If you could live anywhere in the world… during any time period, where and when would that be? I think as a woman, this current period of time allows us to have the most freedom and power to do what we want to do, and earn a living independently. NYC is a great place for a designer – you can easily source any metals/gemstones/fabrics here and go and fondle them, same day. It is also great because you can get your vision out into the international market right away in NYC. Therefore, and specifically under the freedom of American capitalism, I am glad that I am working in this time period in NYC. If I had to narrow it down further, I would say working in the mid to late 1990s was even better, because of the state of the economy. I do love Victorian and Edwardian apparel fashions, but being a woman during that time period does not appeal to me.
I think I would choose NYC and 2014.
I think as a woman, this current period of time allows us to have the most freedom and power to do what we want to do, and earn a living independently. NYC is a great place for a designer – you can easily source any metals/gemstones/fabrics here and go and fondle them, same day. It is also great because you can get your vision out into the international market right away in NYC. Therefore, and specifically under the freedom of American capitalism, I am glad that I am working in this time period in NYC. If I had to narrow it down further, I would say working in the mid to late 1990s was even better, because of the state of the economy. I do love Victorian and Edwardian apparel fashions, but being a woman during that time period does not appeal to me.What does free meant to you?
What does free mean to you?
Free means having the environment and privilege to do, think, and design your life exactly like you want it to be. I think we are happiest when we are free to express what we think is right, beautiful, and just.

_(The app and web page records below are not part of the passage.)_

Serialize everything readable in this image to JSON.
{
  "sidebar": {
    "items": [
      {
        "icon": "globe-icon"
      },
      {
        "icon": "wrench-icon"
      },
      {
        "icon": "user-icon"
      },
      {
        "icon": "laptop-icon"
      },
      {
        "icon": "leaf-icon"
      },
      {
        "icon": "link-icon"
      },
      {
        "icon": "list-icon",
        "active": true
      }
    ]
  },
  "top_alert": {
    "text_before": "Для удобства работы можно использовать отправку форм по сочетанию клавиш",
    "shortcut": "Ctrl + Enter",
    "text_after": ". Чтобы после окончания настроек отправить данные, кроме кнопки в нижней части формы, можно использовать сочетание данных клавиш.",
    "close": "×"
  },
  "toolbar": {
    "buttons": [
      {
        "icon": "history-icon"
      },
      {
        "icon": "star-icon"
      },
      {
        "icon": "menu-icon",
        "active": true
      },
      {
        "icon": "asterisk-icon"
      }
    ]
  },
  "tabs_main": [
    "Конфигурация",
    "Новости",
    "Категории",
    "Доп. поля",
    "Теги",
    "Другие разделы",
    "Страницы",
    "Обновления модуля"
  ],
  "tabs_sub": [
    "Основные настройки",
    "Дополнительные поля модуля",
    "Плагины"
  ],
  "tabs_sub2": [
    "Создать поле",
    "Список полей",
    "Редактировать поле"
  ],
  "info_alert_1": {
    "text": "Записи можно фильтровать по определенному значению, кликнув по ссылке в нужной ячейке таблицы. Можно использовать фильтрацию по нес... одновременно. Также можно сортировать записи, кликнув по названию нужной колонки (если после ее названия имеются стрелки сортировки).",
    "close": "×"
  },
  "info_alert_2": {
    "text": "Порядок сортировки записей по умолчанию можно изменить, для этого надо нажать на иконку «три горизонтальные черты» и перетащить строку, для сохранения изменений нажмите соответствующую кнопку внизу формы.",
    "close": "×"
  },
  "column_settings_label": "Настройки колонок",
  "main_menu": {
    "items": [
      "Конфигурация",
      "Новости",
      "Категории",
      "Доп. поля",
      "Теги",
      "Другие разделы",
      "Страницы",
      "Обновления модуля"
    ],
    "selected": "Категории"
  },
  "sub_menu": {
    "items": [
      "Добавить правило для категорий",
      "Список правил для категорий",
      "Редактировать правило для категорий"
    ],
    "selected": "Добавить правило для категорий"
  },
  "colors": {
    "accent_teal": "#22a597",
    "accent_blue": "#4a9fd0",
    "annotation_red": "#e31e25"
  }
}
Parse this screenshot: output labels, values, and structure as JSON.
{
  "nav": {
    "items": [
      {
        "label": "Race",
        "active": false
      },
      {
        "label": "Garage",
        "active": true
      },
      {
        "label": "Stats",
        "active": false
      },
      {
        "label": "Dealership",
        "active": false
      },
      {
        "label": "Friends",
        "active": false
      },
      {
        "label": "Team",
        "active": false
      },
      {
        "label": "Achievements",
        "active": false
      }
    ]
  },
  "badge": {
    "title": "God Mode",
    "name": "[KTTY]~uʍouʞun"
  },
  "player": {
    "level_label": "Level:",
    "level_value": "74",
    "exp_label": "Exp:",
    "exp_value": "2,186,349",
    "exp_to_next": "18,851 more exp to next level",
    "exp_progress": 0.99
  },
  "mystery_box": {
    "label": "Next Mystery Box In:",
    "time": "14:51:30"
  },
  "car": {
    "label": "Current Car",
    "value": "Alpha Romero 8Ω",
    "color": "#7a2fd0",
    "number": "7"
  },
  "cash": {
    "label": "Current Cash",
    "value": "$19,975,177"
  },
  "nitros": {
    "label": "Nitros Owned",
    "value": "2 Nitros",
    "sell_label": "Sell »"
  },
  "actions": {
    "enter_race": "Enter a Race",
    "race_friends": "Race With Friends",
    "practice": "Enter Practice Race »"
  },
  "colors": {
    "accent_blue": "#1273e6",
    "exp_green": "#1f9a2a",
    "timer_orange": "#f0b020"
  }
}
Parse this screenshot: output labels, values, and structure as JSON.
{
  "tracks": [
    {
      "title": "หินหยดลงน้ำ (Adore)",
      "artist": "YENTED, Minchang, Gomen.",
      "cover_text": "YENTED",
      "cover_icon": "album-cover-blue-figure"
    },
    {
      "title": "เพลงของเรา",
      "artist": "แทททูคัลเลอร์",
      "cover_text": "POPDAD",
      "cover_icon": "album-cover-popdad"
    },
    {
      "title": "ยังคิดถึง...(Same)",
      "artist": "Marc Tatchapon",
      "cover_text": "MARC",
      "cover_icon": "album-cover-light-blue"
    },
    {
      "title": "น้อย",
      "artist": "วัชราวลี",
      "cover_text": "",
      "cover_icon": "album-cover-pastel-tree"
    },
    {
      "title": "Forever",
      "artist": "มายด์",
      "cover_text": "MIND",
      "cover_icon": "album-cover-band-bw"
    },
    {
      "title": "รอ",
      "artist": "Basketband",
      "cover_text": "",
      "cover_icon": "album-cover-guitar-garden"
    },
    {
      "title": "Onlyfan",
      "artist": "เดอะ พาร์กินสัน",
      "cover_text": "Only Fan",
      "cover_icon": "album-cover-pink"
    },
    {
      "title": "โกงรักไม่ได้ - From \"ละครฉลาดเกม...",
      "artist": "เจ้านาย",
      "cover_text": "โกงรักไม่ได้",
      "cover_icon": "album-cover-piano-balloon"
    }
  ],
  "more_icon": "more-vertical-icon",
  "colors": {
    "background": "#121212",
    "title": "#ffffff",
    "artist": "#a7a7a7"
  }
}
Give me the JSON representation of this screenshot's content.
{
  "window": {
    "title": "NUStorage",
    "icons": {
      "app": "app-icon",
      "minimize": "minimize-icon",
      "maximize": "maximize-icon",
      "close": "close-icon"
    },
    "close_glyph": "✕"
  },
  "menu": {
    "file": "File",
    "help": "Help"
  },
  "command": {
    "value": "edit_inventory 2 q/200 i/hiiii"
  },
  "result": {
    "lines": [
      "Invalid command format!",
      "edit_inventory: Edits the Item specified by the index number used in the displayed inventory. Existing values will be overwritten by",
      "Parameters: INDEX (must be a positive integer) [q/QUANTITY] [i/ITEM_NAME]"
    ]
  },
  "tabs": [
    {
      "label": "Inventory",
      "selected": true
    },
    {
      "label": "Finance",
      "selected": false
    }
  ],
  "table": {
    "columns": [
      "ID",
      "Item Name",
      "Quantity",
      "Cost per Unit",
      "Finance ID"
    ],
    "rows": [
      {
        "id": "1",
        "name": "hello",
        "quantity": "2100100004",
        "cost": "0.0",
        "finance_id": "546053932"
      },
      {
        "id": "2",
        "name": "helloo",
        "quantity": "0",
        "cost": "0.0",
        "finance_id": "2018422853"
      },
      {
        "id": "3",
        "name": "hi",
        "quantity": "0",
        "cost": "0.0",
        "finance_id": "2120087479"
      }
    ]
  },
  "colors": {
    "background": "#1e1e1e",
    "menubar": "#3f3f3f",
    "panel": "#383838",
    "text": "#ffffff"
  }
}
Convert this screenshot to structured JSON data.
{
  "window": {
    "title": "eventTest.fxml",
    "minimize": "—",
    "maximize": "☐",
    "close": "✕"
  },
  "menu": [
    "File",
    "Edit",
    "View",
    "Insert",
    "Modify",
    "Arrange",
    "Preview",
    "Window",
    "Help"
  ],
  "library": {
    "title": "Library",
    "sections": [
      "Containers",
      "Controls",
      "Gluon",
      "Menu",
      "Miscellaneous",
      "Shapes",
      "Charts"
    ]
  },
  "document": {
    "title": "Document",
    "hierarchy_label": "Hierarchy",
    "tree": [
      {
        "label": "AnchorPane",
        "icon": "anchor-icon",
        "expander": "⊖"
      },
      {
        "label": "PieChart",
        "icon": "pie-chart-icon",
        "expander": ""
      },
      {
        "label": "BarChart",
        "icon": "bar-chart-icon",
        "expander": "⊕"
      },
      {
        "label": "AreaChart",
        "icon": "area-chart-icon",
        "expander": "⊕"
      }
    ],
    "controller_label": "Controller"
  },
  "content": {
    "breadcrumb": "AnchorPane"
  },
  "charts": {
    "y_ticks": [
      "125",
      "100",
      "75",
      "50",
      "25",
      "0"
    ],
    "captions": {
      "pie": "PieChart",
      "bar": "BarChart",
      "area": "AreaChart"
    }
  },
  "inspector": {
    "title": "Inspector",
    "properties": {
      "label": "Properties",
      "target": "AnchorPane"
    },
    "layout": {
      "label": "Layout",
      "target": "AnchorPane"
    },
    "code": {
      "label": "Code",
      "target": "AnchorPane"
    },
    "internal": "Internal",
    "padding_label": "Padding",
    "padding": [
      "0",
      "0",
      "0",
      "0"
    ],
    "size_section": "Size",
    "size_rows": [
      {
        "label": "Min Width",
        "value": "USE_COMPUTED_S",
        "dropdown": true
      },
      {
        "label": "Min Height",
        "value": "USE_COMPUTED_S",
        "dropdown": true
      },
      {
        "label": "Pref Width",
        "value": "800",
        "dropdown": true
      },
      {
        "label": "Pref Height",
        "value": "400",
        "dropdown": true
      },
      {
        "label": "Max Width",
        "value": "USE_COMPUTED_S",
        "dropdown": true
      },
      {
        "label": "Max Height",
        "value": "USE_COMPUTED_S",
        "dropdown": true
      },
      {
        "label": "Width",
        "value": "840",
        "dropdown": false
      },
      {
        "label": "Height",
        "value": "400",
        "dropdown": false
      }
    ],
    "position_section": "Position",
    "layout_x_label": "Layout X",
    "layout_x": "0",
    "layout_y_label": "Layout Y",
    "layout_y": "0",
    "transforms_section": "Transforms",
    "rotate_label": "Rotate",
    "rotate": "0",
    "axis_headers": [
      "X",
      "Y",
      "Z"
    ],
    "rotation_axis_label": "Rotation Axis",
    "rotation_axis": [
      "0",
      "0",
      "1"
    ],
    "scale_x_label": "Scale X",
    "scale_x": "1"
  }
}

A huge thank you to these 4 designers for talking to us — and supplying us with such stunningly gorgeous pieces. :)
Don’t forget to have a nice look at our All Ears trend. :)